    One of the primary goals of mediation is enhancing the future relationship of the parties involved in the dispute, so the process is less adversarial and formal than either litigation or arbitration. For example, the rules of evidence and formal court procedures do not apply to mediation.

    Sometimes mediation does not result in an agreement or resolution. In these cases, the parties have the right to return to court for a litigated decision. If the case returns to court, the mediator cannot be called to testify or produce notes or records of the mediation, as the rules of evidence are not the same for mediation as they are for litigation.

    Mediators are not necessarily attorneys. However, all mediators, including attorneys, have received training or have the experience required by California law to be mediators for the Courts.

    Survey results of participants in mediation consistently demonstrate a high satisfaction rate with both the results of the mediation and with the process itself. Because the resolution is determined by the parties and is not imposed on them, settlements achieved in mediation are upheld easily by the parties, and the agreements reached help to foster future positive relationships.

  • Settlement Conferences

    The third ADR method is called a settlement conference, and, like the other processes, may be mandatory or voluntary. In general, if the settlement conference is mandatory, that is, ordered by the judge, the parties to the dispute and their attorneys will meet with the judge who conducts a conference aimed at negotiating an agreement to settle the dispute rather than going through the formal trial process.

    The Court also offers voluntary settlement conferences, conducted by settlement officers who are either retired judges or highly experienced ADR providers with substantial litigation experience. Like the other ADR processes, the voluntary settlement conference must be held within a time frame set by the Court.

    Unlike arbitration, the settlement officer does not make a decision or an award in the case. Instead, the settlement officer assists the parties in negotiating their own settlement but may evaluate the strengths and weaknesses of the case.
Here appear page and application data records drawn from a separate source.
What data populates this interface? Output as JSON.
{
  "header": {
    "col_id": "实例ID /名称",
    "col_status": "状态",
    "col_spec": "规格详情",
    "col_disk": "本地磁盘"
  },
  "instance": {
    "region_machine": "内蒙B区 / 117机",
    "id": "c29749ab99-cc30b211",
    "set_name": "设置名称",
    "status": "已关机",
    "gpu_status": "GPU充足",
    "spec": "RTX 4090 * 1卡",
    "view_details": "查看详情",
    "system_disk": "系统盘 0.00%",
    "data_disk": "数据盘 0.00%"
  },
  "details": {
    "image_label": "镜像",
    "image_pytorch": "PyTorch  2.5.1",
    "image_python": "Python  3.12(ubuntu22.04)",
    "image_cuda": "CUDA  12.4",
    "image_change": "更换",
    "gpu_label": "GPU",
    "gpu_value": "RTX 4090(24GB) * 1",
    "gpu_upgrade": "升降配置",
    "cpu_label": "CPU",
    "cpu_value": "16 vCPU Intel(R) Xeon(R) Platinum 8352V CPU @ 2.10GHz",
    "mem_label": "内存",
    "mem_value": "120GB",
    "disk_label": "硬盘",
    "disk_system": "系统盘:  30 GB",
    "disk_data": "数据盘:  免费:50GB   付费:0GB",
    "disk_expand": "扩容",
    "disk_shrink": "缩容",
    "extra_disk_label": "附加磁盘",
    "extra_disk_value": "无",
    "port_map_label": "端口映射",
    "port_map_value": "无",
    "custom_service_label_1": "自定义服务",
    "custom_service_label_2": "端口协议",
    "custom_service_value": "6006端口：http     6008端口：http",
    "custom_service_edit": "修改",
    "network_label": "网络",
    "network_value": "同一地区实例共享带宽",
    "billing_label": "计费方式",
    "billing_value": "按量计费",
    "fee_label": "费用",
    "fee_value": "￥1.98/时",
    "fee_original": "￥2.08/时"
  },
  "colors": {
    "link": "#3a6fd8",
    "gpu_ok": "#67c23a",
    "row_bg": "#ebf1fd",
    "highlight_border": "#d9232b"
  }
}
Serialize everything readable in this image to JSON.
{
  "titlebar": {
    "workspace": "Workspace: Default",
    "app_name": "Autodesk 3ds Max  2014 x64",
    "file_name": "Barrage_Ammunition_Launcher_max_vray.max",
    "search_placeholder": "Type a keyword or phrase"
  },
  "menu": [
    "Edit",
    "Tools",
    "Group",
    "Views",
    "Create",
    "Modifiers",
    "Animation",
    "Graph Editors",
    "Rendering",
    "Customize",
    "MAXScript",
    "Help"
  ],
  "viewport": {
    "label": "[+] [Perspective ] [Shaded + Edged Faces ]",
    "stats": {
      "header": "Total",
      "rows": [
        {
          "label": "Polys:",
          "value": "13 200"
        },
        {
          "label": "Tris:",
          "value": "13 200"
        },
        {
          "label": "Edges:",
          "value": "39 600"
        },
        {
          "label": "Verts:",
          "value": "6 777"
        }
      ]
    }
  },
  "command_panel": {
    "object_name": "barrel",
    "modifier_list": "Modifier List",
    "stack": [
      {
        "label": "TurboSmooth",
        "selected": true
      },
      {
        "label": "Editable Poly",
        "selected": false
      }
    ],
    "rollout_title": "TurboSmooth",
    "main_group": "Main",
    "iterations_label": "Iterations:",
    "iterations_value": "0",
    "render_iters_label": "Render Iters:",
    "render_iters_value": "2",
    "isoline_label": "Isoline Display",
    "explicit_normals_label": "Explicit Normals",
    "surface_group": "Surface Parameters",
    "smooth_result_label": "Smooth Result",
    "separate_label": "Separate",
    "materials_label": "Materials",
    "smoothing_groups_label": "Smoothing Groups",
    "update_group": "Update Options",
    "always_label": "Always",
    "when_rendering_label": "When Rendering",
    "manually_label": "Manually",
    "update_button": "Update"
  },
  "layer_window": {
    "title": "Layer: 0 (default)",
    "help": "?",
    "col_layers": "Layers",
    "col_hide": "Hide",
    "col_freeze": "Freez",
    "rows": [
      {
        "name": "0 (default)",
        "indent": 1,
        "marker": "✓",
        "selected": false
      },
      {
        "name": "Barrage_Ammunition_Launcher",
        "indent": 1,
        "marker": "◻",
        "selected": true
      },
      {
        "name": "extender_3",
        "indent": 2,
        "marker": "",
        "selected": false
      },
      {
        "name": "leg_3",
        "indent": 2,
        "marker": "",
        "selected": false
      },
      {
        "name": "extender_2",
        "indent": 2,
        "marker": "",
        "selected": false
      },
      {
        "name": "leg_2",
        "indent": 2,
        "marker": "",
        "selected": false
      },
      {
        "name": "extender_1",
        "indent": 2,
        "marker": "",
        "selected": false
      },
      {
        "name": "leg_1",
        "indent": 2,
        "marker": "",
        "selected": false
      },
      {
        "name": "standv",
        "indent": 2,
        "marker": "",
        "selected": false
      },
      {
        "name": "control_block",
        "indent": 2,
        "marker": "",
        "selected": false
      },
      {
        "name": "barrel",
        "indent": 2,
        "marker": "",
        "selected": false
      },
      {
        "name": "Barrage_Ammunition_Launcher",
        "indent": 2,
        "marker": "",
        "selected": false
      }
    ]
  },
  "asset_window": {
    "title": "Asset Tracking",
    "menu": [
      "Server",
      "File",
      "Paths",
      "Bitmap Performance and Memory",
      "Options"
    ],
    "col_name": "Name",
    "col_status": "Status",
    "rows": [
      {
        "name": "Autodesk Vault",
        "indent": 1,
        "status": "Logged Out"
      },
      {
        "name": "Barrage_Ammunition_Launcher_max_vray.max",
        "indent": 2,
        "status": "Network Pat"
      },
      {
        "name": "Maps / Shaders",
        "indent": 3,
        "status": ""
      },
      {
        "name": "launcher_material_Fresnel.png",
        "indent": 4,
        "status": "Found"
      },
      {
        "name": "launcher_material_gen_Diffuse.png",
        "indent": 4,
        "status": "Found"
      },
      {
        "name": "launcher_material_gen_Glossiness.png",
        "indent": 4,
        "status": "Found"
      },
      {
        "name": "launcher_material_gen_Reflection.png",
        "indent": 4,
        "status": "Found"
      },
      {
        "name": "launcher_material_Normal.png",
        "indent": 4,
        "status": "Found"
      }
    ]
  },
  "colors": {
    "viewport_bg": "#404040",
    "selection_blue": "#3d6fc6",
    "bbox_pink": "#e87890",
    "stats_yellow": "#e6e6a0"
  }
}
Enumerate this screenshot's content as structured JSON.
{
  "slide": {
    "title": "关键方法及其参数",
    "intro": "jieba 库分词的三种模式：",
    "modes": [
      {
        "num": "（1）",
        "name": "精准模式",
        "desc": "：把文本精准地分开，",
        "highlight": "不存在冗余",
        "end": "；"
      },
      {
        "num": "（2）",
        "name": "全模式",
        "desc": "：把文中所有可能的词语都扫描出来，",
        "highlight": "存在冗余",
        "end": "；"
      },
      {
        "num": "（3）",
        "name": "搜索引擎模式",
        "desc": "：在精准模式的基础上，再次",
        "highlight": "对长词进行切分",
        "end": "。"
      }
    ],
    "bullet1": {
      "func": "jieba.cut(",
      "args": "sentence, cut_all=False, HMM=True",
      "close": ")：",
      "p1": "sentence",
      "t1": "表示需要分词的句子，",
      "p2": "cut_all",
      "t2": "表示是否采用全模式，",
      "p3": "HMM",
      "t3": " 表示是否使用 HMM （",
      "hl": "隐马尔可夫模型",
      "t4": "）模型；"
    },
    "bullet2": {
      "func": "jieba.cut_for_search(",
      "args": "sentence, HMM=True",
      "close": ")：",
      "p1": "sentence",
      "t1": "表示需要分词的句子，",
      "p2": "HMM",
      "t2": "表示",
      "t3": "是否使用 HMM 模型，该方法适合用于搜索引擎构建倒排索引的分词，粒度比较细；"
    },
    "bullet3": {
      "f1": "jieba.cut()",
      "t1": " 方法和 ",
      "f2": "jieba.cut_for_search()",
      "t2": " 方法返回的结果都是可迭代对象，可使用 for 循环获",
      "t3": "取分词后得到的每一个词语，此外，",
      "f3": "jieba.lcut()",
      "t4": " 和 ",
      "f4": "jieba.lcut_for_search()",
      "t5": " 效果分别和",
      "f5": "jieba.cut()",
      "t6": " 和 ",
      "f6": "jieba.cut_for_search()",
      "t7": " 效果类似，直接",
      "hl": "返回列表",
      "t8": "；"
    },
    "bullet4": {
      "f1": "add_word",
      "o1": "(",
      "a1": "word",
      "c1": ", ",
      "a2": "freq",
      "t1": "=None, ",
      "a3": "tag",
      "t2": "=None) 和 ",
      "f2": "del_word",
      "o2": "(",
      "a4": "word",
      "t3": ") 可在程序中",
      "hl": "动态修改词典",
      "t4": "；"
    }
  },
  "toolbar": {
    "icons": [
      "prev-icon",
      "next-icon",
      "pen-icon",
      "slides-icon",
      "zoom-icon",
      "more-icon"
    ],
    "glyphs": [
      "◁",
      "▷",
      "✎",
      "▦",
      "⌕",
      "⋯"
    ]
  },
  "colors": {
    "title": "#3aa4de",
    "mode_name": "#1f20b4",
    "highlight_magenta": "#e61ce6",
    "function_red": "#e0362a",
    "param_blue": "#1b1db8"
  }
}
    The agreement reached in a settlement conference may be entered into the Court records.